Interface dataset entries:
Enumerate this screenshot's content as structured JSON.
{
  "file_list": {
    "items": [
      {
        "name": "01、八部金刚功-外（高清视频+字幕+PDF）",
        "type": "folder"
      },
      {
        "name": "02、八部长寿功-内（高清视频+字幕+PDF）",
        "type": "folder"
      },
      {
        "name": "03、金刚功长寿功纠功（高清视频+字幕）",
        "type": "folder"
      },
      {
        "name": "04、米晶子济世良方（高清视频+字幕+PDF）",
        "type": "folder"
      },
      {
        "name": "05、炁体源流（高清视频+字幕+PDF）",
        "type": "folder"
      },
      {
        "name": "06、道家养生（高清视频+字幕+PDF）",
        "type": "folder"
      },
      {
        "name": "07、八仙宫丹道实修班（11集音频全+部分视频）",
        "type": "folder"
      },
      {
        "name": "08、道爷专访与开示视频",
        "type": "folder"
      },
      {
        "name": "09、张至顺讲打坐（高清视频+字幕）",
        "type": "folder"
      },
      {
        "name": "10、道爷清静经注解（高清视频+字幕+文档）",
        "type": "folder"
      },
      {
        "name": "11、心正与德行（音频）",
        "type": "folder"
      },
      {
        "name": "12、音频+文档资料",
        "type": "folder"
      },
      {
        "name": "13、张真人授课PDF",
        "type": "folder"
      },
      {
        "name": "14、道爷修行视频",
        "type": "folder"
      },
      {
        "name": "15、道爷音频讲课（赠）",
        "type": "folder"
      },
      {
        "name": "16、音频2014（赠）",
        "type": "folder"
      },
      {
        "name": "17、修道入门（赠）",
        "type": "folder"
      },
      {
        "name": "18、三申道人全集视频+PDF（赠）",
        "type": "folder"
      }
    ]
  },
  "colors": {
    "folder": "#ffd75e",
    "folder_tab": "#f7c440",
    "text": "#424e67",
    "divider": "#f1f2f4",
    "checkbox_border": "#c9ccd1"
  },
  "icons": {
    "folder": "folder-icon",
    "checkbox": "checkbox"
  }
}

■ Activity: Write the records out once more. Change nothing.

■ Written answer:
Enumerate this screenshot's content as structured JSON.
{
  "file_list": {
    "items": [
      {
        "name": "01、八部金刚功-外（高清视频+字幕+PDF）",
        "type": "folder"
      },
      {
        "name": "02、八部长寿功-内（高清视频+字幕+PDF）",
        "type": "folder"
      },
      {
        "name": "03、金刚功长寿功纠功（高清视频+字幕）",
        "type": "folder"
      },
      {
        "name": "04、米晶子济世良方（高清视频+字幕+PDF）",
        "type": "folder"
      },
      {
        "name": "05、炁体源流（高清视频+字幕+PDF）",
        "type": "folder"
      },
      {
        "name": "06、道家养生（高清视频+字幕+PDF）",
        "type": "folder"
      },
      {
        "name": "07、八仙宫丹道实修班（11集音频全+部分视频）",
        "type": "folder"
      },
      {
        "name": "08、道爷专访与开示视频",
        "type": "folder"
      },
      {
        "name": "09、张至顺讲打坐（高清视频+字幕）",
        "type": "folder"
      },
      {
        "name": "10、道爷清静经注解（高清视频+字幕+文档）",
        "type": "folder"
      },
      {
        "name": "11、心正与德行（音频）",
        "type": "folder"
      },
      {
        "name": "12、音频+文档资料",
        "type": "folder"
      },
      {
        "name": "13、张真人授课PDF",
        "type": "folder"
      },
      {
        "name": "14、道爷修行视频",
        "type": "folder"
      },
      {
        "name": "15、道爷音频讲课（赠）",
        "type": "folder"
      },
      {
        "name": "16、音频2014（赠）",
        "type": "folder"
      },
      {
        "name": "17、修道入门（赠）",
        "type": "folder"
      },
      {
        "name": "18、三申道人全集视频+PDF（赠）",
        "type": "folder"
      }
    ]
  },
  "colors": {
    "folder": "#ffd75e",
    "folder_tab": "#f7c440",
    "text": "#424e67",
    "divider": "#f1f2f4",
    "checkbox_border": "#c9ccd1"
  },
  "icons": {
    "folder": "folder-icon",
    "checkbox": "checkbox"
  }
}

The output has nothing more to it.